Under the requirements, every story on RFE/RL’s websites must carry a disclosure — in large type — that the content was produced by a “foreign agent.” Videos must carry a similar warning, running for 15 seconds. Similar markings are also required on social network posts. The steady increase in restrictions on RFE/RL suggests that even if it complies with these regulations, more onerous ones will follow.
Fines for non-compliance with the labeling requirements totaled $150,000 as of Feb. 10 and could reach $1 million by next month, according to RFE/RL officials. RFE/RL is appealing the fines, arguing the regulations violate press freedom and are technically impossible to comply with. Assuming the appeals fail, the company will be faced with fines it cannot pay, and individual RFE/RL staff could find themselves criminally liable. Authorities have already started declaring some RFE/RL contributors to be “foreign agents,” a dangerous brand for a person to bear in Russia.
RFE/RL is based in Prague and provides news to 23 countries. But its Moscow bureau is key to its services for Russian citizens. The company could return to serving Russians from abroad, but nothing compares to a reporting base inside Russia.
Biden’s Russia team and members of Congress active in foreign affairs presumably have been drawing up a list of inducements and threats that might affect the Kremlin’s behavior in different fields. If they see RFE/RL as a priority, they could dip into those options. On Jan. 22, five Democrats and Republicans on the House Committee on Foreign Affairs threatened new sanctions against Russia to defend the broadcaster.
The U.S. could also retaliate against Russia’s exposed media flank inside the United States. The Kremlin-financed RT television network runs on cable across the country, and Sputnik radio broadcasts in Washington and Kansas City. Russia claims its foreign agent media laws are simply a “mirror response” to the Justice Department’s requirement that those two outlets register as Russian agents. But the Russian broadcasters carry few if any formal disclosures that they are Russian-run — and have been largely left to operate unmolested.
The great unknown is whether Russia really needs RT and Sputnik, now that it has developed so many other overt and covert ways to influence American opinion. If the U.S. takes action against those outlets, they are certain to posture as paragons of free media, persecuted for political reasons. RFE/RL’s problems, Russia will say, stem from a simple failure to obey some routine regulations — ignoring the impact of those regulations and the Kremlin’s persistent efforts to choke RFE/RL.
The fate of RFE/RL’s Moscow bureau has dimensions going far beyond Russia. It will say much about what Congress and the administration will do to defend all of America’s international broadcasting networks, including the Voice of America, Radio Free Asia, Middle East Broadcasting Networks and Radio-TV Martí. They all frequently operate in hostile environments. The safety of their offices and contributors depends on their foes believing that the U.S. has their backs.

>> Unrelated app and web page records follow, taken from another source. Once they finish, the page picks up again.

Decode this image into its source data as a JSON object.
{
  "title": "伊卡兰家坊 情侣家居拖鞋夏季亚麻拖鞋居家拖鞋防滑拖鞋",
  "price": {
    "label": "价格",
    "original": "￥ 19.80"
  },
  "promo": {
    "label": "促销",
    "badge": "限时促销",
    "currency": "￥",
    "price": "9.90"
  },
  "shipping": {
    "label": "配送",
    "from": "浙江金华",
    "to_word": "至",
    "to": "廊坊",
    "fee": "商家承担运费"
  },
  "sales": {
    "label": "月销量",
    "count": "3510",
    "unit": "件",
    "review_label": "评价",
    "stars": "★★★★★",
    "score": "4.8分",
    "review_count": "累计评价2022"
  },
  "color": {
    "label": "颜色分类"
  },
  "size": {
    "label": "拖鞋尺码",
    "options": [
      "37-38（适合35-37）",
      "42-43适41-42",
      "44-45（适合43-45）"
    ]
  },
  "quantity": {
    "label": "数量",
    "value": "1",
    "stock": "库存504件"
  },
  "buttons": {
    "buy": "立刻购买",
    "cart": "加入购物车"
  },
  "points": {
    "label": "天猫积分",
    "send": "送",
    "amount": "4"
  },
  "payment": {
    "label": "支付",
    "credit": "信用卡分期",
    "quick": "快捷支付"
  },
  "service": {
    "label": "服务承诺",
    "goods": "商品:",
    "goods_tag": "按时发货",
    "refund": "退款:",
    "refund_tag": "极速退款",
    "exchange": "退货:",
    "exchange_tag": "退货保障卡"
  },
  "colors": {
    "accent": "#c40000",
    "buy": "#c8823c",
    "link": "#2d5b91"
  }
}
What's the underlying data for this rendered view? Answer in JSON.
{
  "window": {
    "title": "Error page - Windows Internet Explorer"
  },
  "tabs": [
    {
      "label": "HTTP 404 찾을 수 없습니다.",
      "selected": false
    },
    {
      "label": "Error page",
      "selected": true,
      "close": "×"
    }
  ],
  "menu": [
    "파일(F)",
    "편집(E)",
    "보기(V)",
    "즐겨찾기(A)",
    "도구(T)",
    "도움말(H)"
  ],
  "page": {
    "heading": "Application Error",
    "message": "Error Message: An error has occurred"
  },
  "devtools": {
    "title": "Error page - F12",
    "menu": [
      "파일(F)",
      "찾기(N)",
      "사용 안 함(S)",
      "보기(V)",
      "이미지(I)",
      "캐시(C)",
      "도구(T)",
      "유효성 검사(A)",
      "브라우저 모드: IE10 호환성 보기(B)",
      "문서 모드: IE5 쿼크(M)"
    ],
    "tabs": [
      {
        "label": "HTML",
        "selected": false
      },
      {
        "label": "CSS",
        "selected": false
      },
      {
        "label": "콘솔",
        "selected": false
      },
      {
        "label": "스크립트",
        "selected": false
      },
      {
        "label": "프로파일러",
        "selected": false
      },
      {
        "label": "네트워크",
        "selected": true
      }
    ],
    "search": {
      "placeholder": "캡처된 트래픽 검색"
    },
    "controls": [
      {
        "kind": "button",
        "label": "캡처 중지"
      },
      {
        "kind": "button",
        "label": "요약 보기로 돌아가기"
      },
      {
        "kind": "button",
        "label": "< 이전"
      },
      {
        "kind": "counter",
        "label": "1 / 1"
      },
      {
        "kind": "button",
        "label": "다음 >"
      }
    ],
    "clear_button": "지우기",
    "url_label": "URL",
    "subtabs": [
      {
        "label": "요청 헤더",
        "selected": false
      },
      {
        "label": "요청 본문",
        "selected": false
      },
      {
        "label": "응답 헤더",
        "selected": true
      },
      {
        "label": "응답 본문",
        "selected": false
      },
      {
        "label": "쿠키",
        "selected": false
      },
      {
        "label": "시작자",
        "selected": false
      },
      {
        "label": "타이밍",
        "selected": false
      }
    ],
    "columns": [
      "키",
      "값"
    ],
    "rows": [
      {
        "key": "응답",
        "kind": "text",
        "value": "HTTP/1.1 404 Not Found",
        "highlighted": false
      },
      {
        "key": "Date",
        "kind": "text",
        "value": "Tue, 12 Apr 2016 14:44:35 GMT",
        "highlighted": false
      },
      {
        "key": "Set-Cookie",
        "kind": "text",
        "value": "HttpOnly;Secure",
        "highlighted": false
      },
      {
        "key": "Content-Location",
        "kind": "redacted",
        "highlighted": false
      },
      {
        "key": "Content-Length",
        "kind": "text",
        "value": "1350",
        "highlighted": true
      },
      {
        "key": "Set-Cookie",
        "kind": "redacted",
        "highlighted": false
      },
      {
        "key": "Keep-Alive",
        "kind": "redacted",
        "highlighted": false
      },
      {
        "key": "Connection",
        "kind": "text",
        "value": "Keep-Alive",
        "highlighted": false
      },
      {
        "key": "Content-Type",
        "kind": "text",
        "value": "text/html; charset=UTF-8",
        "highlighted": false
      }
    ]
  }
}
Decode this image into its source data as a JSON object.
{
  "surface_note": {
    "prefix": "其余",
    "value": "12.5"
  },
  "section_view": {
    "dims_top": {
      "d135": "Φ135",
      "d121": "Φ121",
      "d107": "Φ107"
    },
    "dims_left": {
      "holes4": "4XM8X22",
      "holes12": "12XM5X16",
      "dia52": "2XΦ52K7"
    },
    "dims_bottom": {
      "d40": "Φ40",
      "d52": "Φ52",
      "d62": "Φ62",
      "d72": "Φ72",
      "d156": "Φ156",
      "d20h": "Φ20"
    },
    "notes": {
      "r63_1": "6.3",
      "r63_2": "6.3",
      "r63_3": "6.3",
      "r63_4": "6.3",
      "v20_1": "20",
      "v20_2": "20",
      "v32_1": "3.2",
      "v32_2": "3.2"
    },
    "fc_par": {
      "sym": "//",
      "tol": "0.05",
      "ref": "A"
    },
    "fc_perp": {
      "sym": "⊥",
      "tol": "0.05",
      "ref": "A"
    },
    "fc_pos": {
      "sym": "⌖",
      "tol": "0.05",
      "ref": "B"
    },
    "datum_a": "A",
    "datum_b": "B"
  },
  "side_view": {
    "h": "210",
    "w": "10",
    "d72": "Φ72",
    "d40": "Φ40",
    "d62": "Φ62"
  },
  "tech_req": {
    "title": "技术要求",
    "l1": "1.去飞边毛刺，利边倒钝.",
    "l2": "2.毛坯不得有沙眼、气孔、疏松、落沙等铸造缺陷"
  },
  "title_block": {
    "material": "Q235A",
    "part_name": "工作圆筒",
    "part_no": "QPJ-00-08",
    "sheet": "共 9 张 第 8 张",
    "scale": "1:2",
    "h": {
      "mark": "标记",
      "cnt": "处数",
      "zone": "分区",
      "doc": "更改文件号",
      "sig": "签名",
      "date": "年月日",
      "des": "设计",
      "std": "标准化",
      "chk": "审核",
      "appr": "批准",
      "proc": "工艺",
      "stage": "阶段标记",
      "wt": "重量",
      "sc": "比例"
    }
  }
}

Although Congress funds RFE/RL through a government entity, the U.S. Agency for Global Media, RFE/RL is organized as a private company. It is largely autonomous and has an independent editorial policy. Yet even though it is not a government agency, few observers would see a shutdown of RFE/RL in Russia as anything other than an early Russian success over the new administration and Congress.
As a senator, Biden was a strong advocate for RFE/RL. Actions by him and democracy advocates on Capitol Hill will show where it ranks in their priorities now.